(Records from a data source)

• • •

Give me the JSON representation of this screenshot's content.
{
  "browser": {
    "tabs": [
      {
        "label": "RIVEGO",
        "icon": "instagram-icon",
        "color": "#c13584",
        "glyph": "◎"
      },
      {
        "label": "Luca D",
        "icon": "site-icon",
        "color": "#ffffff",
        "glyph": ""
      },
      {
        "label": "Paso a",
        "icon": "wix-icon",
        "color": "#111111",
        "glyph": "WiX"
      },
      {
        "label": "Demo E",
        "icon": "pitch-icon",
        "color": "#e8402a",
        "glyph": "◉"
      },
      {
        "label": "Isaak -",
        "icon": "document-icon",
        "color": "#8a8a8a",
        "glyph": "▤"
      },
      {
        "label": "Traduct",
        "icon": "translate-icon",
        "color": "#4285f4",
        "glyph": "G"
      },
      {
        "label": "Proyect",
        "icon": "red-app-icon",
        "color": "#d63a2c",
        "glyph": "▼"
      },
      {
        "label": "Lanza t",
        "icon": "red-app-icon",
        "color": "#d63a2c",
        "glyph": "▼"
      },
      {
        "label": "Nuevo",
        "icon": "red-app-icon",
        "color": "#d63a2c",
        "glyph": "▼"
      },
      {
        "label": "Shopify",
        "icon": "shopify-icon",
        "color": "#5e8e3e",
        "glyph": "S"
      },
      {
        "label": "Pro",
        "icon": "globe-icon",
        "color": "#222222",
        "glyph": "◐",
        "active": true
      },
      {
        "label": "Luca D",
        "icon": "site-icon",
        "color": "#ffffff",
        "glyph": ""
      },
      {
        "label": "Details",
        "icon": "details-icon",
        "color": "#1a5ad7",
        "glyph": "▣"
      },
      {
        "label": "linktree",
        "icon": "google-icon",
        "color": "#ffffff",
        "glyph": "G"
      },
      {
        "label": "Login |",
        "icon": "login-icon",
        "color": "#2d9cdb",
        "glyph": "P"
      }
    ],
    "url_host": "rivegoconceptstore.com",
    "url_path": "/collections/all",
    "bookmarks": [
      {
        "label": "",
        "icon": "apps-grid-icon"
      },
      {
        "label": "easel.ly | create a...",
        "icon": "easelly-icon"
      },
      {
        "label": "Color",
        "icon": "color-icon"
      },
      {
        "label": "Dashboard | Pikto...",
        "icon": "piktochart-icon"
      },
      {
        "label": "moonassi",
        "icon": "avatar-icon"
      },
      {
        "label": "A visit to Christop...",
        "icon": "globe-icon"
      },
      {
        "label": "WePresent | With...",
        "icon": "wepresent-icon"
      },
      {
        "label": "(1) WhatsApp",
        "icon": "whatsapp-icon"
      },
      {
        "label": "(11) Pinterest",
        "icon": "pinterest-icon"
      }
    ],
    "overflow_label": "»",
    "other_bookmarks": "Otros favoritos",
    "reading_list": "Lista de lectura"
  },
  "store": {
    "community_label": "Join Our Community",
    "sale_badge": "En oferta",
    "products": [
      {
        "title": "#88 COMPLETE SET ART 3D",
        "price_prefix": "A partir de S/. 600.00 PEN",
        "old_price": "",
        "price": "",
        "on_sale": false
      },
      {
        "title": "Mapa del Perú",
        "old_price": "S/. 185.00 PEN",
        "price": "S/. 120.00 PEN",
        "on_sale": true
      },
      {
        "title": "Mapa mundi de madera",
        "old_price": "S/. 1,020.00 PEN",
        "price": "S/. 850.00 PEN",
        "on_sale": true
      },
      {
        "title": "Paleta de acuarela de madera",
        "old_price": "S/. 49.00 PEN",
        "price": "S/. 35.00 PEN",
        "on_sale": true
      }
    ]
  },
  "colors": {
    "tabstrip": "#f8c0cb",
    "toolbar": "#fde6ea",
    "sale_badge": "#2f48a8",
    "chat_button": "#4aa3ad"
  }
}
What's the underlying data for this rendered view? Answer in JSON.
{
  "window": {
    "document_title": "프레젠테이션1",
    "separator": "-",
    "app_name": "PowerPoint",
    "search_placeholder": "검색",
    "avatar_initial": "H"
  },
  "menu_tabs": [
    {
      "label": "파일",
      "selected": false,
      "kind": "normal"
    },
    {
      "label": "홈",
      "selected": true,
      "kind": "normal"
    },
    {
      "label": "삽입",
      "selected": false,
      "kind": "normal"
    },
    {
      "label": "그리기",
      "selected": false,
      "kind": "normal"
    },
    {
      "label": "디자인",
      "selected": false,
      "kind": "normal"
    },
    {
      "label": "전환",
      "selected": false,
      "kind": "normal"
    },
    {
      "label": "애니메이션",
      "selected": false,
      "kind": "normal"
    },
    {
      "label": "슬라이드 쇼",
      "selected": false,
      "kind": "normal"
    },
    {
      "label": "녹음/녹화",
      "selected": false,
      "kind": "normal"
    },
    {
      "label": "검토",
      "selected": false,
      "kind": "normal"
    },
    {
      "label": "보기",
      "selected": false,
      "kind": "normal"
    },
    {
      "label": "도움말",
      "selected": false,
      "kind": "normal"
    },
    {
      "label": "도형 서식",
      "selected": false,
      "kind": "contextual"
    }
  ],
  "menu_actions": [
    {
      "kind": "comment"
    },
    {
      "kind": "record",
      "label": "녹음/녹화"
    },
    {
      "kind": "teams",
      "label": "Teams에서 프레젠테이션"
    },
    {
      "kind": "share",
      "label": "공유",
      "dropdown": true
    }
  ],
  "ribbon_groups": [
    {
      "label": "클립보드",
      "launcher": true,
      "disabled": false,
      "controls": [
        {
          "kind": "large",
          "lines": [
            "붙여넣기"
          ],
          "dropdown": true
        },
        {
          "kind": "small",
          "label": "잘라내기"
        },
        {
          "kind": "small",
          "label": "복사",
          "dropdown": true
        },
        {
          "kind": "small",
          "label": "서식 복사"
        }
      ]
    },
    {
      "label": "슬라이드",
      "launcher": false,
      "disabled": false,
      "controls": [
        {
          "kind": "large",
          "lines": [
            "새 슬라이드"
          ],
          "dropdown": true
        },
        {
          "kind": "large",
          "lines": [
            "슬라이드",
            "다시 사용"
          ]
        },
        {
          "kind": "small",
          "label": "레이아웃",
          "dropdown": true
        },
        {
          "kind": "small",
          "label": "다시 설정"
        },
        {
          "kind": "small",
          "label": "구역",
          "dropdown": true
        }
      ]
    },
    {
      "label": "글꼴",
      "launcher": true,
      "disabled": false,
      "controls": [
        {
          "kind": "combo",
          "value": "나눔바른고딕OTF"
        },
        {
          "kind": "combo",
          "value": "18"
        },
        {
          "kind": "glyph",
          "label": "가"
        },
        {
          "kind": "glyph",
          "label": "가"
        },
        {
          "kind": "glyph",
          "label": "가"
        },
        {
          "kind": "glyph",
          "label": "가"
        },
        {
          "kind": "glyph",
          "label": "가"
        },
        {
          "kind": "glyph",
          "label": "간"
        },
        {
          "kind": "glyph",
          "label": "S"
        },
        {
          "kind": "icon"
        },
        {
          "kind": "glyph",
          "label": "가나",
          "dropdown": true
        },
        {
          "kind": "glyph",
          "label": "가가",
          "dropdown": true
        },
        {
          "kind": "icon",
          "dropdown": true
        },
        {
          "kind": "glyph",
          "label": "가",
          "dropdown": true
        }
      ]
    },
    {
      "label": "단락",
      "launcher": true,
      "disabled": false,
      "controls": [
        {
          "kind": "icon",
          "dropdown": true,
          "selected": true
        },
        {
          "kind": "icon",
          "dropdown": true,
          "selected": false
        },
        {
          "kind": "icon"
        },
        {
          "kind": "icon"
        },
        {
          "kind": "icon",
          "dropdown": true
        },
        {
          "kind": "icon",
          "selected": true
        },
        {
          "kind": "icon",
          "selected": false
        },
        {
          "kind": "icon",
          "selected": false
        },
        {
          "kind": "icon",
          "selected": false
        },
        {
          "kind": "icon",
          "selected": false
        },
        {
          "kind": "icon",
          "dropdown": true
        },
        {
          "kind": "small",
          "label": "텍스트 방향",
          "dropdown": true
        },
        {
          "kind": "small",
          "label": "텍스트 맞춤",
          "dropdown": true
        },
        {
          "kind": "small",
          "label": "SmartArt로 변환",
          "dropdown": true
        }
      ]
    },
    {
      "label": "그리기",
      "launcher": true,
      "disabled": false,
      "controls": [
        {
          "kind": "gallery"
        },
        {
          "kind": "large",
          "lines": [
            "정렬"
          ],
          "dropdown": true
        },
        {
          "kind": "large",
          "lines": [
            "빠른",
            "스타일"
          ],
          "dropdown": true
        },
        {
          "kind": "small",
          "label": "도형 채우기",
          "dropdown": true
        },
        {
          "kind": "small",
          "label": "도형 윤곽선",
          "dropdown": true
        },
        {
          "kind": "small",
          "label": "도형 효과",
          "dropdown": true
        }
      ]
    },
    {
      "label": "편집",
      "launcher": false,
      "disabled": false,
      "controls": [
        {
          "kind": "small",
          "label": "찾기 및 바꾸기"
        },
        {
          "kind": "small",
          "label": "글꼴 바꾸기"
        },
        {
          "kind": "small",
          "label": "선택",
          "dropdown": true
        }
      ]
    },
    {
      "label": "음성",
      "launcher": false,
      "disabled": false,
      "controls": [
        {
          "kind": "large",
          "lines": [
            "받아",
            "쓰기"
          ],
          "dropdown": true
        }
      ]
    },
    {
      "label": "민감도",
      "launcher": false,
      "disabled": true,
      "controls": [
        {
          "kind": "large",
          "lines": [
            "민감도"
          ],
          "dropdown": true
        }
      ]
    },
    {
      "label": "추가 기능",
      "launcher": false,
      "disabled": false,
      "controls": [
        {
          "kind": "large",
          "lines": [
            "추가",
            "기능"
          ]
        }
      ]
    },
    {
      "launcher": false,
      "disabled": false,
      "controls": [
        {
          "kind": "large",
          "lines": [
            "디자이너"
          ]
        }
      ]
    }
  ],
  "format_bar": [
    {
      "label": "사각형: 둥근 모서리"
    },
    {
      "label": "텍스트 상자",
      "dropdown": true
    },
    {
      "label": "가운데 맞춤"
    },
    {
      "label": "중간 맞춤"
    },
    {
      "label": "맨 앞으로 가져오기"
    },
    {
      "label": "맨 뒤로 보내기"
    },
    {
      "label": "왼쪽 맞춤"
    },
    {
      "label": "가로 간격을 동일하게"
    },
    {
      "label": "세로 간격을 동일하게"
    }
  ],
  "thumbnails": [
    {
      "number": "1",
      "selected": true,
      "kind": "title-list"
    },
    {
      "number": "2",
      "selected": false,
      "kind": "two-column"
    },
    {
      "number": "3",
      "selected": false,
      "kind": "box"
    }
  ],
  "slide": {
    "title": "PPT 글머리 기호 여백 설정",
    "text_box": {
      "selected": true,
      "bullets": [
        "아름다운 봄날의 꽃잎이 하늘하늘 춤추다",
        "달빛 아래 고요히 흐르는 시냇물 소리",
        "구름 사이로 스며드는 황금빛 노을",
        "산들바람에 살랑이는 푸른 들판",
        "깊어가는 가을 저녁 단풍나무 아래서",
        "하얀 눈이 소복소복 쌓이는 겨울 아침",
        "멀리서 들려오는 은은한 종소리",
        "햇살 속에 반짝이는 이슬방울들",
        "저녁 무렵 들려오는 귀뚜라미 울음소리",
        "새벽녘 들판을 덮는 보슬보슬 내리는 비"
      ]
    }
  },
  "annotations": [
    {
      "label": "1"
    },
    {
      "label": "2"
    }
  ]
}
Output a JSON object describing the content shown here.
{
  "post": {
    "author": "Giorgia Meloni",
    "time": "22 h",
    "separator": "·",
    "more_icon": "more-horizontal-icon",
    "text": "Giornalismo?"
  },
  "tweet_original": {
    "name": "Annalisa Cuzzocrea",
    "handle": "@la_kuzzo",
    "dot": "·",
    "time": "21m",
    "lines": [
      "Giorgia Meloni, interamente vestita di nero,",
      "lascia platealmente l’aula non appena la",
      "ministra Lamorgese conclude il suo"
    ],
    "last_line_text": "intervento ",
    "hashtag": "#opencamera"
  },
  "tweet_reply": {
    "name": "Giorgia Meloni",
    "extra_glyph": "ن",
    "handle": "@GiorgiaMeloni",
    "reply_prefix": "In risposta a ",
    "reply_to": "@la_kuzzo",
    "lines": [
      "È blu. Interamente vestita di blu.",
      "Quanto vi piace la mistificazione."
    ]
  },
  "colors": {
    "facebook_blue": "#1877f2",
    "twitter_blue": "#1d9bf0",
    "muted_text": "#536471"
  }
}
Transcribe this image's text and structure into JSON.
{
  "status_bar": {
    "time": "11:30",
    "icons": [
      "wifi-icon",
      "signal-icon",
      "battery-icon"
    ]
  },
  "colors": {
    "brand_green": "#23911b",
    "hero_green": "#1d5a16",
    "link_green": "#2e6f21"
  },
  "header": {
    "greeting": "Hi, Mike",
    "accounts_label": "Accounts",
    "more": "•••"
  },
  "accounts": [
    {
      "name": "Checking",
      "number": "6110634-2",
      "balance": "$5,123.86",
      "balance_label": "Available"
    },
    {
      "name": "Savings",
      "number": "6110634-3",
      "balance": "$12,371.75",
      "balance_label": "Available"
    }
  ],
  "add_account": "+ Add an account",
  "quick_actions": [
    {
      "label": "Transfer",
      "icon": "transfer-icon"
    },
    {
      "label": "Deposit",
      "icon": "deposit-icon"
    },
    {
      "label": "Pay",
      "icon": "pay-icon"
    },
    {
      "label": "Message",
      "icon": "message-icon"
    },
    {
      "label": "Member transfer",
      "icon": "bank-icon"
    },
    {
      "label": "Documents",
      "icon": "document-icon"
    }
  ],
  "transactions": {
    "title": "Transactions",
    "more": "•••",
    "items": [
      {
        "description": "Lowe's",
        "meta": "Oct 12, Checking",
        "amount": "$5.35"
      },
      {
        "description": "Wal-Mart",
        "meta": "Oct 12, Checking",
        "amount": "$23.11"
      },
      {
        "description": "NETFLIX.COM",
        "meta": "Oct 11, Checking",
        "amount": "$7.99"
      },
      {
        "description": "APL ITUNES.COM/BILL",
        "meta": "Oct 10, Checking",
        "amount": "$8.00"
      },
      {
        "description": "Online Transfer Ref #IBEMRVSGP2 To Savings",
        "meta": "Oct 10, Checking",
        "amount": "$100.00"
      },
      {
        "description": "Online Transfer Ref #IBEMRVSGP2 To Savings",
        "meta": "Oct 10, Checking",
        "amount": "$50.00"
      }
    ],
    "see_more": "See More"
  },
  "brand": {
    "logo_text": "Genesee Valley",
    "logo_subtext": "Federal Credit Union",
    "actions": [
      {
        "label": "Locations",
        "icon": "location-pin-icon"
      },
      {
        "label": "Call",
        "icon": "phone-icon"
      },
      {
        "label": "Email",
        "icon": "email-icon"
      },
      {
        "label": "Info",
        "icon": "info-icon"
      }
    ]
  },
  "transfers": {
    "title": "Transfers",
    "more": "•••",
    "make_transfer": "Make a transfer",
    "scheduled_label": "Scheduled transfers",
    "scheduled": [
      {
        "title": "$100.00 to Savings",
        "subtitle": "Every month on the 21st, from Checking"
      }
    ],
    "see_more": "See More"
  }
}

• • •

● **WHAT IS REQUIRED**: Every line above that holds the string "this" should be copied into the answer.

● **ANSWER TO THE EXERCISE**:
Give me the JSON representation of this screenshot's content.
What's the underlying data for this rendered view? Answer in JSON.
Transcribe this image's text and structure into JSON.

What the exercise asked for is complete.